Navy Looks To Renew Permits For Bombing And Sonar Exercises In The Northwest
The Navy is pursuing permits to conduct exercises in a large area of the Pacific Ocean. The Northwest Training and Testing Range stretches from Northern California to the Canadian border.
The Navy says they need the area to practice maneuvers with weapons – including sonar and explosives. Now the Navy is holding public hearings on its draft Environmental Impact Statement starting Wednesday.
The draft outlines Navy plans to conduct up to 100 mid-range active sonar tests off the coast of the Pacific Northwest each year. That type of sonar is particularly disturbing to marine mammals.
The Navy also wants to conduct up to 30 bombing exercises per year in the range.
John Mosher is the Northwest Environmental program manager for the US Pacific Fleet.
“At some point realistic training, whether it’s with explosives or sonar, has to take place to be able to do them in case the real need occurs,” Mosher says.
Marine mammals, like porpoises, gray and fin whales, as well as endangered orcas, travel through the Naval training range.
Howard Garrett is with Orca Network, a group that has criticized the Navy in the past.
"There’s every real danger that orcas are going to stray into a live bombing range and we don’t want to see that,” Garrett says.
The first public hearing for the Northwest Training and Testing Range will be held in Port Orchard, Washington on Wednesday night.

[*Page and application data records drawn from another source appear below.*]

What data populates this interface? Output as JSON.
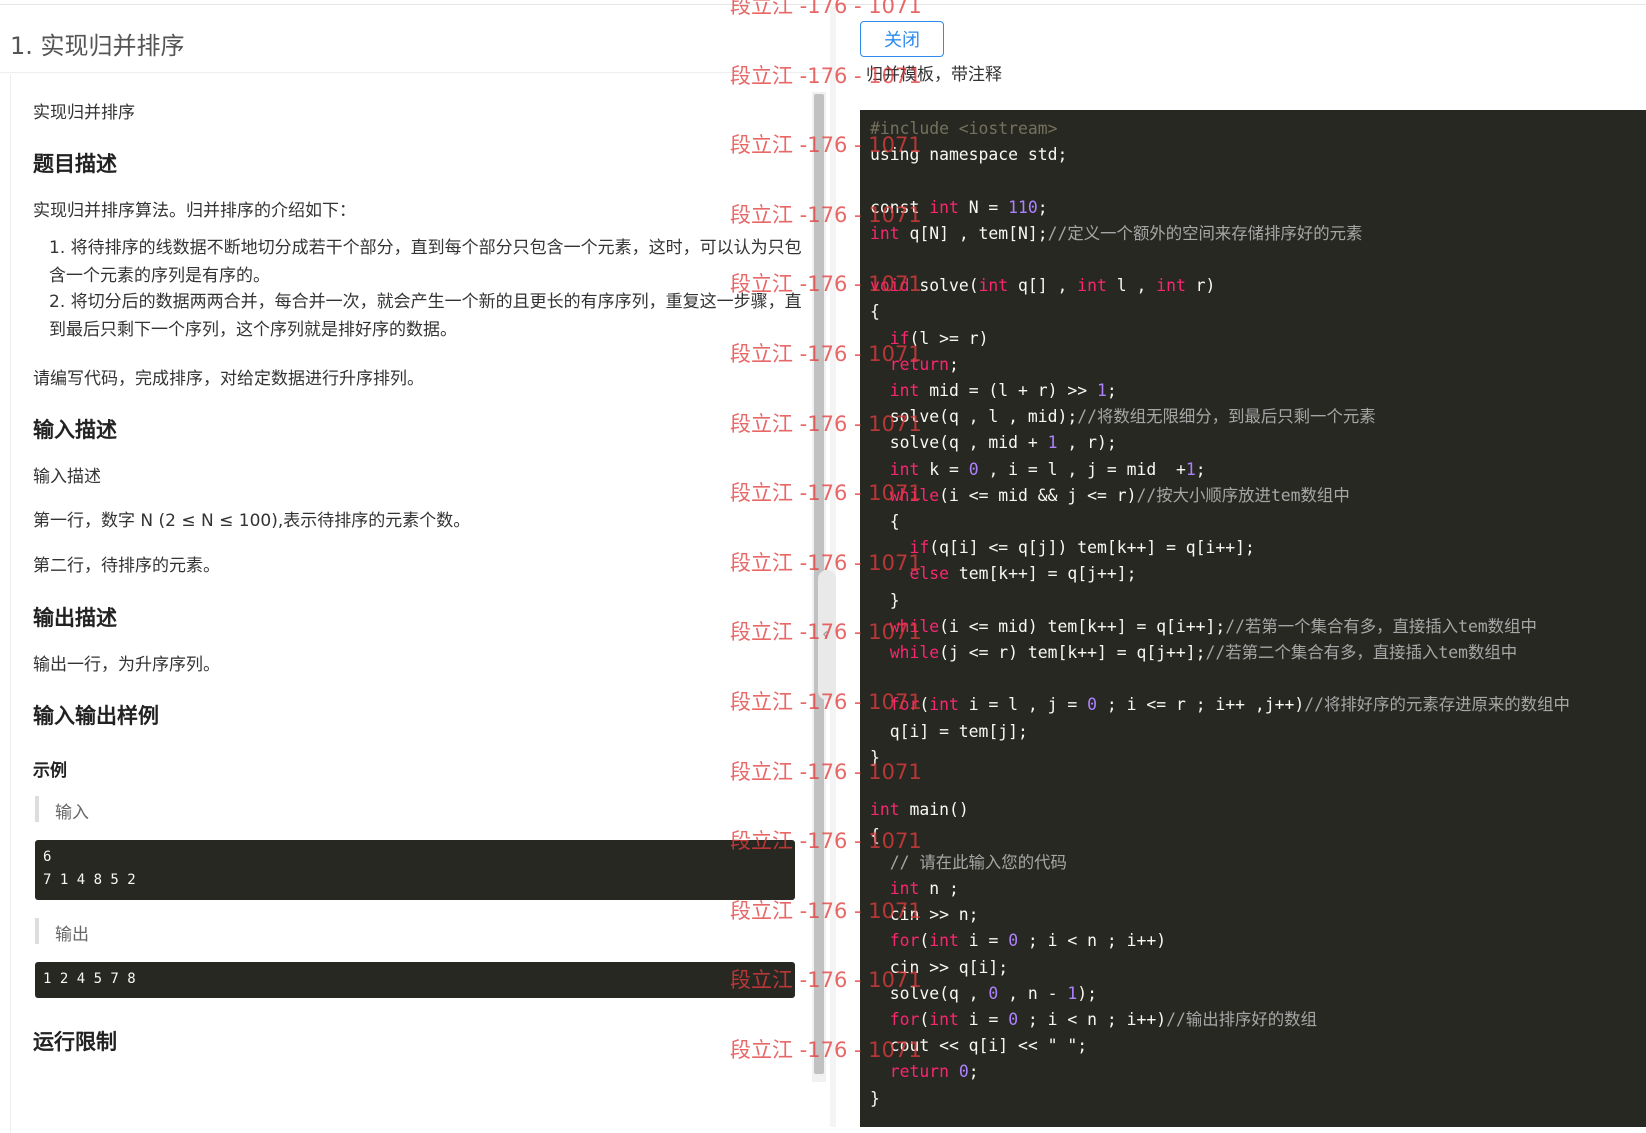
{
  "problem": {
    "title": "1. 实现归并排序",
    "intro": "实现归并排序",
    "desc_heading": "题目描述",
    "desc": "实现归并排序算法。归并排序的介绍如下：",
    "steps": [
      "1. 将待排序的线数据不断地切分成若干个部分，直到每个部分只包含一个元素，这时，可以认为只包含一个元素的序列是有序的。",
      "2. 将切分后的数据两两合并，每合并一次，就会产生一个新的且更长的有序序列，重复这一步骤，直到最后只剩下一个序列，这个序列就是排好序的数据。"
    ],
    "task": "请编写代码，完成排序，对给定数据进行升序排列。",
    "input_heading": "输入描述",
    "input_desc": "输入描述",
    "input_line1": "第一行，数字 N (2 ≤ N ≤ 100),表示待排序的元素个数。",
    "input_line2": "第二行，待排序的元素。",
    "output_heading": "输出描述",
    "output_desc": "输出一行，为升序序列。",
    "sample_heading": "输入输出样例",
    "example_label": "示例",
    "input_label": "输入",
    "sample_input": "6\n7 1 4 8 5 2",
    "output_label": "输出",
    "sample_output": "1 2 4 5 7 8",
    "limits_heading": "运行限制"
  },
  "solution": {
    "close_label": "关闭",
    "note": "归并模板，带注释",
    "code_lines": [
      "#include <iostream>",
      "using namespace std;",
      "",
      "const int N = 110;",
      "int q[N] , tem[N];//定义一个额外的空间来存储排序好的元素",
      "",
      "void solve(int q[] , int l , int r)",
      "{",
      "  if(l >= r)",
      "  return;",
      "  int mid = (l + r) >> 1;",
      "  solve(q , l , mid);//将数组无限细分，到最后只剩一个元素",
      "  solve(q , mid + 1 , r);",
      "  int k = 0 , i = l , j = mid  +1;",
      "  while(i <= mid && j <= r)//按大小顺序放进tem数组中",
      "  {",
      "    if(q[i] <= q[j]) tem[k++] = q[i++];",
      "    else tem[k++] = q[j++];",
      "  }",
      "  while(i <= mid) tem[k++] = q[i++];//若第一个集合有多，直接插入tem数组中",
      "  while(j <= r) tem[k++] = q[j++];//若第二个集合有多，直接插入tem数组中",
      "",
      "  for(int i = l , j = 0 ; i <= r ; i++ ,j++)//将排好序的元素存进原来的数组中",
      "  q[i] = tem[j];",
      "}",
      "",
      "int main()",
      "{",
      "  // 请在此输入您的代码",
      "  int n ;",
      "  cin >> n;",
      "  for(int i = 0 ; i < n ; i++)",
      "  cin >> q[i];",
      "  solve(q , 0 , n - 1);",
      "  for(int i = 0 ; i < n ; i++)//输出排序好的数组",
      "  cout << q[i] << \" \";",
      "  return 0;",
      "}"
    ]
  },
  "watermark": "段立江 -176 - 1071",
  "colors": {
    "code_bg": "#272822",
    "keyword": "#f92672",
    "number": "#ae81ff",
    "button_accent": "#2d8cf0",
    "watermark": "#e23c3c"
  }
}
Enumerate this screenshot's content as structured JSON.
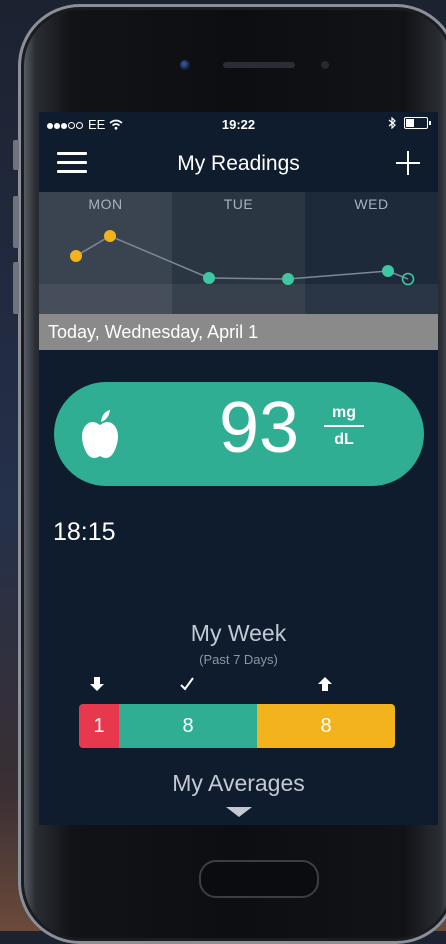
{
  "status_bar": {
    "carrier": "EE",
    "time": "19:22"
  },
  "nav": {
    "title": "My Readings"
  },
  "chart_data": {
    "type": "scatter",
    "categories": [
      "MON",
      "TUE",
      "WED"
    ],
    "series": [
      {
        "day": "MON",
        "color": "#f2b31d",
        "points": 2
      },
      {
        "day": "TUE",
        "color": "#3ec7a1",
        "points": 2
      },
      {
        "day": "WED",
        "color": "#3ec7a1",
        "points": 2,
        "last_point": "hollow"
      }
    ],
    "selected_day": "WED"
  },
  "date_banner": "Today, Wednesday, April 1",
  "reading": {
    "value": "93",
    "unit_top": "mg",
    "unit_bottom": "dL",
    "time": "18:15",
    "icon": "apple-icon",
    "color": "#2fae94"
  },
  "week": {
    "title": "My Week",
    "subtitle": "(Past 7 Days)",
    "segments": [
      {
        "label": "1",
        "value": 1,
        "color": "#e8384d",
        "icon": "arrow-down-icon"
      },
      {
        "label": "8",
        "value": 8,
        "color": "#2fae94",
        "icon": "check-icon"
      },
      {
        "label": "8",
        "value": 8,
        "color": "#f2b31d",
        "icon": "arrow-up-icon"
      }
    ]
  },
  "averages": {
    "title": "My Averages"
  }
}
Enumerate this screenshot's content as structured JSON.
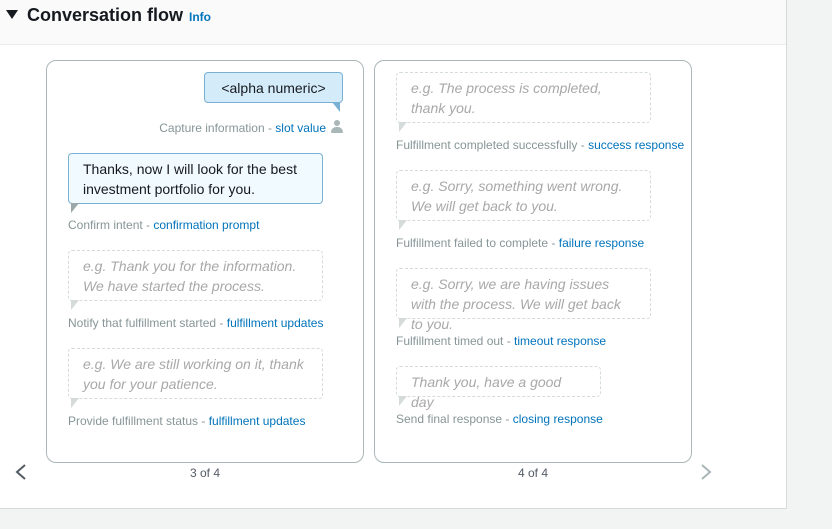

Several more will be held in Washington and Oregon in the coming weeks. The deadline for written comments is March 25.
Copyright 2014 KUOW.